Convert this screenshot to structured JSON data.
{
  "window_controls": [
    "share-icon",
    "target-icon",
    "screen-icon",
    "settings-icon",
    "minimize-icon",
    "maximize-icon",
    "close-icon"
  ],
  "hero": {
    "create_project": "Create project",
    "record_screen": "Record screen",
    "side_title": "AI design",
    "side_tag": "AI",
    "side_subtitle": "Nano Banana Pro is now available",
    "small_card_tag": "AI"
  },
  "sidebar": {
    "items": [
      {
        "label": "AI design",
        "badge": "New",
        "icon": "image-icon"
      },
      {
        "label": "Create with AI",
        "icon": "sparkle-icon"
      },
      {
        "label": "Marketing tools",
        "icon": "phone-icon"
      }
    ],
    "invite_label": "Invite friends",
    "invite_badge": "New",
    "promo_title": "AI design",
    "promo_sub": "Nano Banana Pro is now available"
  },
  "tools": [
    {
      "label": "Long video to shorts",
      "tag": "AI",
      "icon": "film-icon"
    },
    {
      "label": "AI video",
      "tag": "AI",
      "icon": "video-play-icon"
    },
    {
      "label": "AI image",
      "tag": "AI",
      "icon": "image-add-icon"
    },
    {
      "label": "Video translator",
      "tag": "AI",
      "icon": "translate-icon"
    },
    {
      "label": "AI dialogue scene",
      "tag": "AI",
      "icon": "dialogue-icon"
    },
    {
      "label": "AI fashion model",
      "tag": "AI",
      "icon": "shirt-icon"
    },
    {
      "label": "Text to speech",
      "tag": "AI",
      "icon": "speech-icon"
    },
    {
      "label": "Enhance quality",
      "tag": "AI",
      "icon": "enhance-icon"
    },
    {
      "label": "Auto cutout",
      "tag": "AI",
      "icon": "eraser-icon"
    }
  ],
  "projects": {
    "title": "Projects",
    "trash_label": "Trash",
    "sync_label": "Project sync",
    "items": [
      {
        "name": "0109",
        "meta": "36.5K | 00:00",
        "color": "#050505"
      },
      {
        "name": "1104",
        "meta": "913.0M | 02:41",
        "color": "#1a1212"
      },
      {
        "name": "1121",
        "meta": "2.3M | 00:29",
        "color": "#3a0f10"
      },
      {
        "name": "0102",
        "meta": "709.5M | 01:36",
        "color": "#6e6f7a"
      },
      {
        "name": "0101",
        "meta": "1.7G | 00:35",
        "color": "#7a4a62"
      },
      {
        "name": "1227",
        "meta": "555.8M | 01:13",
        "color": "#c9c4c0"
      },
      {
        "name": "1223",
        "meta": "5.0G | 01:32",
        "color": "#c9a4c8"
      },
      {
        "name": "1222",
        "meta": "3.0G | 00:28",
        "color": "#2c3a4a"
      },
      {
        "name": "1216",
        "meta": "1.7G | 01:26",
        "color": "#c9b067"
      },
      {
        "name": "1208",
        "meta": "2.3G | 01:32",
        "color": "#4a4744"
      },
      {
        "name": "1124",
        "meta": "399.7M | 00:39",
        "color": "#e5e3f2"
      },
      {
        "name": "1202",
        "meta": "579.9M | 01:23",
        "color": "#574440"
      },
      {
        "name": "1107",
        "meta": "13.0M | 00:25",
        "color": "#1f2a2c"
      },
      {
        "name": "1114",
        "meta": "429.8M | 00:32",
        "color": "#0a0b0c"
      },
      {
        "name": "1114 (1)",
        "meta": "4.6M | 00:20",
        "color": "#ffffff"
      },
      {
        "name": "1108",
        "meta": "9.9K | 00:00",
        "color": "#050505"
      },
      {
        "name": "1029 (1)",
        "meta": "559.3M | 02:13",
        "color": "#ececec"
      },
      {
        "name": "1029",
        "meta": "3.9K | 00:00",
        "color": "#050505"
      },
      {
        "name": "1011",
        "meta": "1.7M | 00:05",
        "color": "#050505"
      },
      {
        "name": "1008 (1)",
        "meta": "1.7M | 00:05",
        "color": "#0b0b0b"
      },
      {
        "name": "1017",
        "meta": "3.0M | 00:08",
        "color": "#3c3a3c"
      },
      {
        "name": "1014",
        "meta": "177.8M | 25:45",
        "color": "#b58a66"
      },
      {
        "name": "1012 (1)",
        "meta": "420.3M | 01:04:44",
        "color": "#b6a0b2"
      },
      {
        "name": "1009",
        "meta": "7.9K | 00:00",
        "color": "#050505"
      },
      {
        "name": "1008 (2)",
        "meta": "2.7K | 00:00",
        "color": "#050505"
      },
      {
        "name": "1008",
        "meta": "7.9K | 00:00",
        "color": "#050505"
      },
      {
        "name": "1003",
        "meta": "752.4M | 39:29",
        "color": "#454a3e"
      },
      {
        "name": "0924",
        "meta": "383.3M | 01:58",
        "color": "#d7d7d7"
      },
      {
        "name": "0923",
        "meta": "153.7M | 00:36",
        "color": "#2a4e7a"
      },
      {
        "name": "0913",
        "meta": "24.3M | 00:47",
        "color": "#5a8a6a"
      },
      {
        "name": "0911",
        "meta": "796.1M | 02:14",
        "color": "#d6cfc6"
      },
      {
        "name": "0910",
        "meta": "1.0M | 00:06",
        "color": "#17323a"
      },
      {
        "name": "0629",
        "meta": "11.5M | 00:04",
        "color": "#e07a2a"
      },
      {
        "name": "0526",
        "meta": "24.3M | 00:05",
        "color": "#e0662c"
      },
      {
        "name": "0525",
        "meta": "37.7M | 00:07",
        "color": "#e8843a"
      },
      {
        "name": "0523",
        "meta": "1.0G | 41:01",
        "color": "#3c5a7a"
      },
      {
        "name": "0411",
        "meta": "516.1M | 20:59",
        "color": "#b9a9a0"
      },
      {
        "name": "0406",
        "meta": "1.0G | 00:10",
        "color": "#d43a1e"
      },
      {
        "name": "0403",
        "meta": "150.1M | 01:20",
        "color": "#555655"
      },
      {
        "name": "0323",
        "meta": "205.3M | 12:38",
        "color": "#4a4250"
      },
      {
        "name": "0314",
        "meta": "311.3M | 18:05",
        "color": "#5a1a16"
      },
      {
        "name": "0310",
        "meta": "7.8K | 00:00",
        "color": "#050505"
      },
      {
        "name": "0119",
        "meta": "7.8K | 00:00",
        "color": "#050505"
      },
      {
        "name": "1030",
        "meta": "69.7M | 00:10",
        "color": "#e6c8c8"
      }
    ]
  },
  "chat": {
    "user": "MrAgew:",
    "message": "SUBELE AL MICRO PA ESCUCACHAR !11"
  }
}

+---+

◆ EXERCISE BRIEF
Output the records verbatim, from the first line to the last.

◆ RESULT
Convert this screenshot to structured JSON data.
{
  "window_controls": [
    "share-icon",
    "target-icon",
    "screen-icon",
    "settings-icon",
    "minimize-icon",
    "maximize-icon",
    "close-icon"
  ],
  "hero": {
    "create_project": "Create project",
    "record_screen": "Record screen",
    "side_title": "AI design",
    "side_tag": "AI",
    "side_subtitle": "Nano Banana Pro is now available",
    "small_card_tag": "AI"
  },
  "sidebar": {
    "items": [
      {
        "label": "AI design",
        "badge": "New",
        "icon": "image-icon"
      },
      {
        "label": "Create with AI",
        "icon": "sparkle-icon"
      },
      {
        "label": "Marketing tools",
        "icon": "phone-icon"
      }
    ],
    "invite_label": "Invite friends",
    "invite_badge": "New",
    "promo_title": "AI design",
    "promo_sub": "Nano Banana Pro is now available"
  },
  "tools": [
    {
      "label": "Long video to shorts",
      "tag": "AI",
      "icon": "film-icon"
    },
    {
      "label": "AI video",
      "tag": "AI",
      "icon": "video-play-icon"
    },
    {
      "label": "AI image",
      "tag": "AI",
      "icon": "image-add-icon"
    },
    {
      "label": "Video translator",
      "tag": "AI",
      "icon": "translate-icon"
    },
    {
      "label": "AI dialogue scene",
      "tag": "AI",
      "icon": "dialogue-icon"
    },
    {
      "label": "AI fashion model",
      "tag": "AI",
      "icon": "shirt-icon"
    },
    {
      "label": "Text to speech",
      "tag": "AI",
      "icon": "speech-icon"
    },
    {
      "label": "Enhance quality",
      "tag": "AI",
      "icon": "enhance-icon"
    },
    {
      "label": "Auto cutout",
      "tag": "AI",
      "icon": "eraser-icon"
    }
  ],
  "projects": {
    "title": "Projects",
    "trash_label": "Trash",
    "sync_label": "Project sync",
    "items": [
      {
        "name": "0109",
        "meta": "36.5K | 00:00",
        "color": "#050505"
      },
      {
        "name": "1104",
        "meta": "913.0M | 02:41",
        "color": "#1a1212"
      },
      {
        "name": "1121",
        "meta": "2.3M | 00:29",
        "color": "#3a0f10"
      },
      {
        "name": "0102",
        "meta": "709.5M | 01:36",
        "color": "#6e6f7a"
      },
      {
        "name": "0101",
        "meta": "1.7G | 00:35",
        "color": "#7a4a62"
      },
      {
        "name": "1227",
        "meta": "555.8M | 01:13",
        "color": "#c9c4c0"
      },
      {
        "name": "1223",
        "meta": "5.0G | 01:32",
        "color": "#c9a4c8"
      },
      {
        "name": "1222",
        "meta": "3.0G | 00:28",
        "color": "#2c3a4a"
      },
      {
        "name": "1216",
        "meta": "1.7G | 01:26",
        "color": "#c9b067"
      },
      {
        "name": "1208",
        "meta": "2.3G | 01:32",
        "color": "#4a4744"
      },
      {
        "name": "1124",
        "meta": "399.7M | 00:39",
        "color": "#e5e3f2"
      },
      {
        "name": "1202",
        "meta": "579.9M | 01:23",
        "color": "#574440"
      },
      {
        "name": "1107",
        "meta": "13.0M | 00:25",
        "color": "#1f2a2c"
      },
      {
        "name": "1114",
        "meta": "429.8M | 00:32",
        "color": "#0a0b0c"
      },
      {
        "name": "1114 (1)",
        "meta": "4.6M | 00:20",
        "color": "#ffffff"
      },
      {
        "name": "1108",
        "meta": "9.9K | 00:00",
        "color": "#050505"
      },
      {
        "name": "1029 (1)",
        "meta": "559.3M | 02:13",
        "color": "#ececec"
      },
      {
        "name": "1029",
        "meta": "3.9K | 00:00",
        "color": "#050505"
      },
      {
        "name": "1011",
        "meta": "1.7M | 00:05",
        "color": "#050505"
      },
      {
        "name": "1008 (1)",
        "meta": "1.7M | 00:05",
        "color": "#0b0b0b"
      },
      {
        "name": "1017",
        "meta": "3.0M | 00:08",
        "color": "#3c3a3c"
      },
      {
        "name": "1014",
        "meta": "177.8M | 25:45",
        "color": "#b58a66"
      },
      {
        "name": "1012 (1)",
        "meta": "420.3M | 01:04:44",
        "color": "#b6a0b2"
      },
      {
        "name": "1009",
        "meta": "7.9K | 00:00",
        "color": "#050505"
      },
      {
        "name": "1008 (2)",
        "meta": "2.7K | 00:00",
        "color": "#050505"
      },
      {
        "name": "1008",
        "meta": "7.9K | 00:00",
        "color": "#050505"
      },
      {
        "name": "1003",
        "meta": "752.4M | 39:29",
        "color": "#454a3e"
      },
      {
        "name": "0924",
        "meta": "383.3M | 01:58",
        "color": "#d7d7d7"
      },
      {
        "name": "0923",
        "meta": "153.7M | 00:36",
        "color": "#2a4e7a"
      },
      {
        "name": "0913",
        "meta": "24.3M | 00:47",
        "color": "#5a8a6a"
      },
      {
        "name": "0911",
        "meta": "796.1M | 02:14",
        "color": "#d6cfc6"
      },
      {
        "name": "0910",
        "meta": "1.0M | 00:06",
        "color": "#17323a"
      },
      {
        "name": "0629",
        "meta": "11.5M | 00:04",
        "color": "#e07a2a"
      },
      {
        "name": "0526",
        "meta": "24.3M | 00:05",
        "color": "#e0662c"
      },
      {
        "name": "0525",
        "meta": "37.7M | 00:07",
        "color": "#e8843a"
      },
      {
        "name": "0523",
        "meta": "1.0G | 41:01",
        "color": "#3c5a7a"
      },
      {
        "name": "0411",
        "meta": "516.1M | 20:59",
        "color": "#b9a9a0"
      },
      {
        "name": "0406",
        "meta": "1.0G | 00:10",
        "color": "#d43a1e"
      },
      {
        "name": "0403",
        "meta": "150.1M | 01:20",
        "color": "#555655"
      },
      {
        "name": "0323",
        "meta": "205.3M | 12:38",
        "color": "#4a4250"
      },
      {
        "name": "0314",
        "meta": "311.3M | 18:05",
        "color": "#5a1a16"
      },
      {
        "name": "0310",
        "meta": "7.8K | 00:00",
        "color": "#050505"
      },
      {
        "name": "0119",
        "meta": "7.8K | 00:00",
        "color": "#050505"
      },
      {
        "name": "1030",
        "meta": "69.7M | 00:10",
        "color": "#e6c8c8"
      }
    ]
  },
  "chat": {
    "user": "MrAgew:",
    "message": "SUBELE AL MICRO PA ESCUCACHAR !11"
  }
}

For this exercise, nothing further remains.